Website and app data records -
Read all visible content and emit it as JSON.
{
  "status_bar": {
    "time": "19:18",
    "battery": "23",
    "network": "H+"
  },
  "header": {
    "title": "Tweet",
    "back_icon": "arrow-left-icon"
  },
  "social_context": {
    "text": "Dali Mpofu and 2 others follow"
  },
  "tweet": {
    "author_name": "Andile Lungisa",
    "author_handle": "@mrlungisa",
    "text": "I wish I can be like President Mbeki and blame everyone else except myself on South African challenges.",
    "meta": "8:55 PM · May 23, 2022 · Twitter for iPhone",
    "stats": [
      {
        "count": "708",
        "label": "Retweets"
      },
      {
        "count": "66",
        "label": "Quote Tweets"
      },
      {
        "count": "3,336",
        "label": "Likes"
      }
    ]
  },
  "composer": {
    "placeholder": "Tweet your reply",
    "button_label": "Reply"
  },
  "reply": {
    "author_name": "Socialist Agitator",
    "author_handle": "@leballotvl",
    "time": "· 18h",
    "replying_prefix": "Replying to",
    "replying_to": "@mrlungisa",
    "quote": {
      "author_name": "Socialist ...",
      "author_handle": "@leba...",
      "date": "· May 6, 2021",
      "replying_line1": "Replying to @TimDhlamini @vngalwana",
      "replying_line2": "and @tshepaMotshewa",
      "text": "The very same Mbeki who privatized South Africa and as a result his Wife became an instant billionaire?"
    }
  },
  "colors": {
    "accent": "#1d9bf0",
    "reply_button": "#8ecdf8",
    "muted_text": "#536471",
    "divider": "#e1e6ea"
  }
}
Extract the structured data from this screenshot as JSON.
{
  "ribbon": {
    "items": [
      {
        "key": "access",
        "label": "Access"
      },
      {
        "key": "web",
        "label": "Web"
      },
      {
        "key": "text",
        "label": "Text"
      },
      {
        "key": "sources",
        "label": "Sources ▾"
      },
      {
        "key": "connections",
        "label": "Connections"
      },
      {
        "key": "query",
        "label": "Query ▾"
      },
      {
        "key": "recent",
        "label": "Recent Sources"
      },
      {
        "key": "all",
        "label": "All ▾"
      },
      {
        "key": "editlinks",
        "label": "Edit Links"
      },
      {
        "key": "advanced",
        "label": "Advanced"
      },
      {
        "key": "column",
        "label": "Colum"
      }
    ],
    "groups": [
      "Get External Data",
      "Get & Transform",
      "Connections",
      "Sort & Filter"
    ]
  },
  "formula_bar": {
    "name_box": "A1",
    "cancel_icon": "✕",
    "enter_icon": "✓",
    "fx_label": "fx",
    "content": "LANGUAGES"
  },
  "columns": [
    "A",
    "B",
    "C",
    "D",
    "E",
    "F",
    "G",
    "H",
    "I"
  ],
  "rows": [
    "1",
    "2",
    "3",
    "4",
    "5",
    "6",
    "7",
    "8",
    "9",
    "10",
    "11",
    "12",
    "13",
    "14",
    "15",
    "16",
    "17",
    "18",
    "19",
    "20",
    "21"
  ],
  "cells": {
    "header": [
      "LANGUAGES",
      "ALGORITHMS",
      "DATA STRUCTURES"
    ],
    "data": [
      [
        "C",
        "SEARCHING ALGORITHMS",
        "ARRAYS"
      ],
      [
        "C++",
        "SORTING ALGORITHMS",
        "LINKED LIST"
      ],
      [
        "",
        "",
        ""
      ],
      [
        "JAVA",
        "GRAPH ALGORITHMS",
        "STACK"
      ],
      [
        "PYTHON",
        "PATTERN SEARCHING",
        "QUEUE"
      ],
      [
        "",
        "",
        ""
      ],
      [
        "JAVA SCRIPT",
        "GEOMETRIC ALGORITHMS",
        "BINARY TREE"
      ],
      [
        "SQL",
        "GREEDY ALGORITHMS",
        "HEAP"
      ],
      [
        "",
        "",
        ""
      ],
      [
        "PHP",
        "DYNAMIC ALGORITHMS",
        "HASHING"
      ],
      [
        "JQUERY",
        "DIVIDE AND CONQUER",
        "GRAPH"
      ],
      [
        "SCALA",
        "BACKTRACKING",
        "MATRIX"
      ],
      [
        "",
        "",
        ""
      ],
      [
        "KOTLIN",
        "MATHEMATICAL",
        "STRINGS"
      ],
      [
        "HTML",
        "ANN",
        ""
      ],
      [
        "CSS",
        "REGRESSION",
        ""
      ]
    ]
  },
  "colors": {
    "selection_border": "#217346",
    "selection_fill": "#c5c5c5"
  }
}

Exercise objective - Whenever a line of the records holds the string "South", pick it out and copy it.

Solution to this exercise -
    "text": "I wish I can be like President Mbeki and blame everyone else except myself on South African challenges.",
      "text": "The very same Mbeki who privatized South Africa and as a result his Wife became an instant billionaire?"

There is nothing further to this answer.